Whatever frustration there was in the administration over this last-minute snag was balanced in part by frustration among some of the senators over Ms. Rice's testimony, in which she refused to second-guess past decisions on Iraq and also refused to be very specific in outlining the future.

Among those who debated her most vigorously before voting in favor of confirmation, Senator Joseph R. Biden Jr., the ranking Democrat on the committee, repeatedly accused Ms. Rice of squandering an opportunity to admit past mistakes and draw members of both parties into an honest exchange of the difficulties ahead.

In particular, Senator Biden declared repeatedly that his own assertion that only about 4,000 Iraqi troops had been effectively trained - Ms. Rice said the number was 120,000 - had been based on confidential discussions with military commanders in Iraq.

"You all don't do anything except parrot, 'We've trained 120,000 forces,' " Mr. Biden said. "So I go home and people ask me, 'Why are we still there?' "
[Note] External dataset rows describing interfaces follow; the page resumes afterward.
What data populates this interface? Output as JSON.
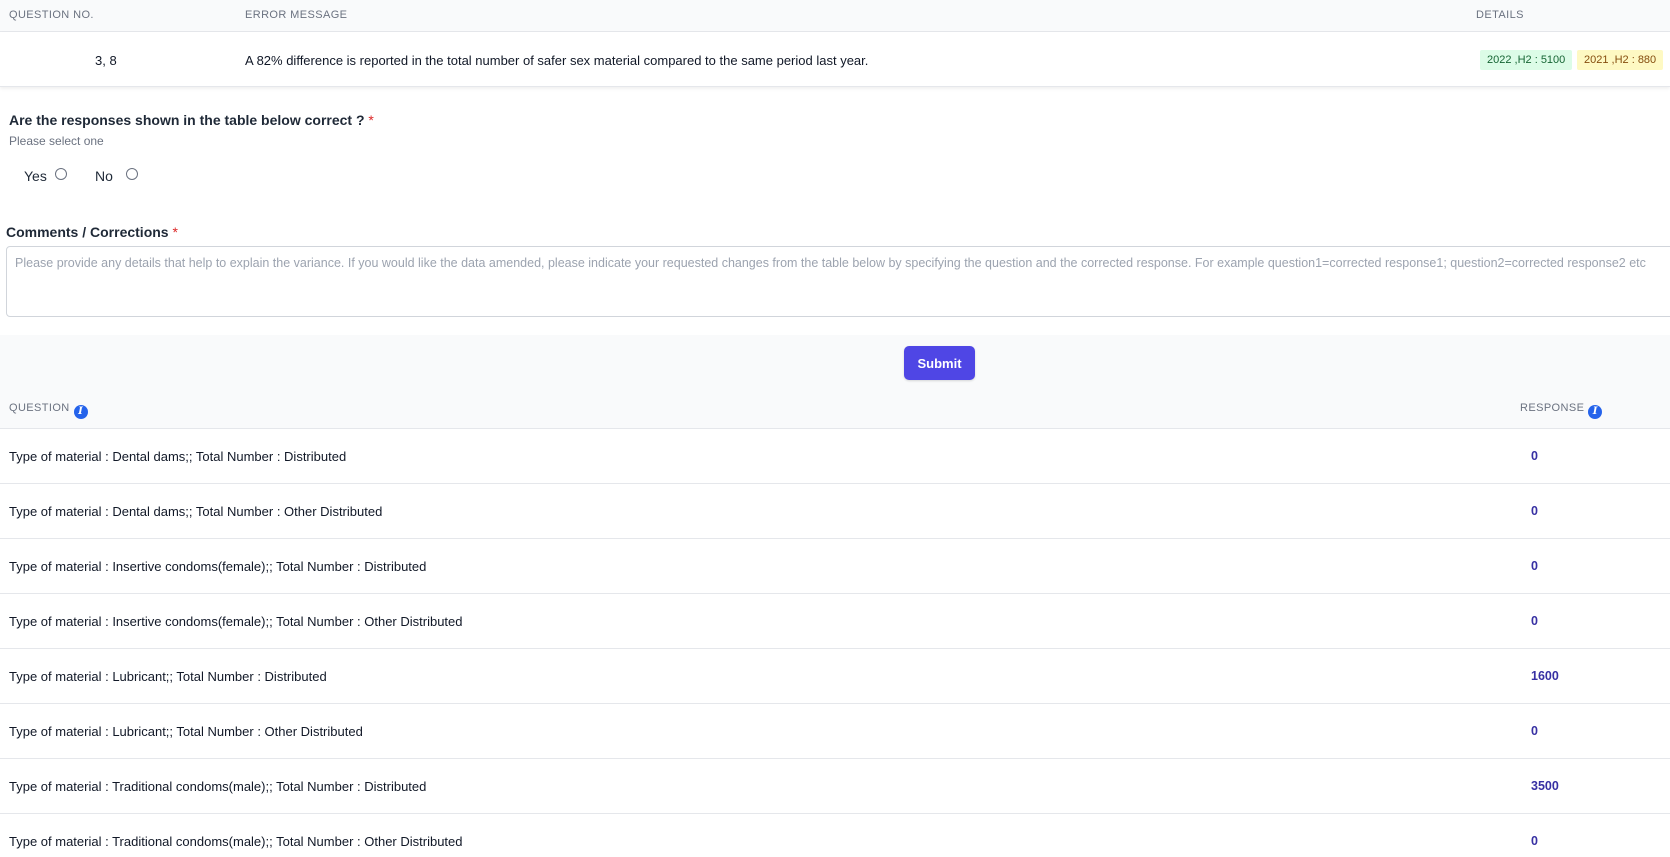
{
  "error_table": {
    "headers": {
      "question_no": "QUESTION NO.",
      "error_message": "ERROR MESSAGE",
      "details": "DETAILS"
    },
    "row": {
      "question_no": "3, 8",
      "error_message": "A 82% difference is reported in the total number of safer sex material compared to the same period last year.",
      "badge_current": "2022 ,H2 : 5100",
      "badge_previous": "2021 ,H2 : 880"
    }
  },
  "form": {
    "question": "Are the responses shown in the table below correct ?",
    "required_mark": "*",
    "hint": "Please select one",
    "option_yes": "Yes",
    "option_no": "No",
    "comments_label": "Comments / Corrections",
    "comments_placeholder": "Please provide any details that help to explain the variance. If you would like the data amended, please indicate your requested changes from the table below by specifying the question and the corrected response. For example question1=corrected response1; question2=corrected response2 etc",
    "submit_label": "Submit"
  },
  "responses_table": {
    "headers": {
      "question": "QUESTION",
      "response": "RESPONSE"
    },
    "info_icon": "i",
    "rows": [
      {
        "question": "Type of material : Dental dams;; Total Number : Distributed",
        "response": "0"
      },
      {
        "question": "Type of material : Dental dams;; Total Number : Other Distributed",
        "response": "0"
      },
      {
        "question": "Type of material : Insertive condoms(female);; Total Number : Distributed",
        "response": "0"
      },
      {
        "question": "Type of material : Insertive condoms(female);; Total Number : Other Distributed",
        "response": "0"
      },
      {
        "question": "Type of material : Lubricant;; Total Number : Distributed",
        "response": "1600"
      },
      {
        "question": "Type of material : Lubricant;; Total Number : Other Distributed",
        "response": "0"
      },
      {
        "question": "Type of material : Traditional condoms(male);; Total Number : Distributed",
        "response": "3500"
      },
      {
        "question": "Type of material : Traditional condoms(male);; Total Number : Other Distributed",
        "response": "0"
      }
    ]
  },
  "colors": {
    "primary": "#4f46e5",
    "info": "#2563eb",
    "required": "#dc2626",
    "badge_green": "#dcfce7",
    "badge_yellow": "#fef9c3"
  }
}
He added that it was worthless to listen to Defense Secretary Donald H. Rumsfeld on this subject because "he doesn't know what in the hell he's talking about on this."

Ms. Rice grimaced.

As administration officials noted after the hearings, military decisions and training activities will not fall under her authority.

In many ways Ms. Rice's words on the broad scope of foreign policy were intended to reassure the committee, which under the leadership of Senator Richard G. Lugar, the Republican chairman, is one of Washington's remaining bipartisan redoubts supporting the idea of diplomacy and working with allies.

"The time for diplomacy is now," she said at least twice.

But her testimony on the administration's "exit strategy" for Iraq was less reassuring to committee members. She said it rested on three principles: training more Iraqis to replace American troops, speeding construction money and getting Shiites, Sunni Arabs and Kurds to bring about reconciliation among themselves after the election on Jan. 30.

"You want us to assume that you'll make sound decisions based on immediate circumstances," said the most junior member of the committee, Senator Barack Obama, Democrat of Illinois, who said Ms. Rice was looking for "wiggle room" on a number of foreign policy issues. "And I think that the reason it's hard to pin you down on an exit strategy, or Iran, or these other circumstances, is you don't want to bind this administration."

In addition to the training of Iraqi security forces, the reconstruction effort has been slowed by the violent insurgency in Iraq, committee members noted. The administration has disbursed only $2.5 billion of the $18.4 billion in reconstruction funds that were appropriated in late 2003.

Finally, on political reconciliation, the administration has begun bracing for more violence and possibly more political strife after the vote, especially because hopes for a strong Sunni turnout are growing dim.

But reconciling Iraqis is a task that only Iraqis themselves can undertake, Ms. Rice implied, with Americans standing on the sideline.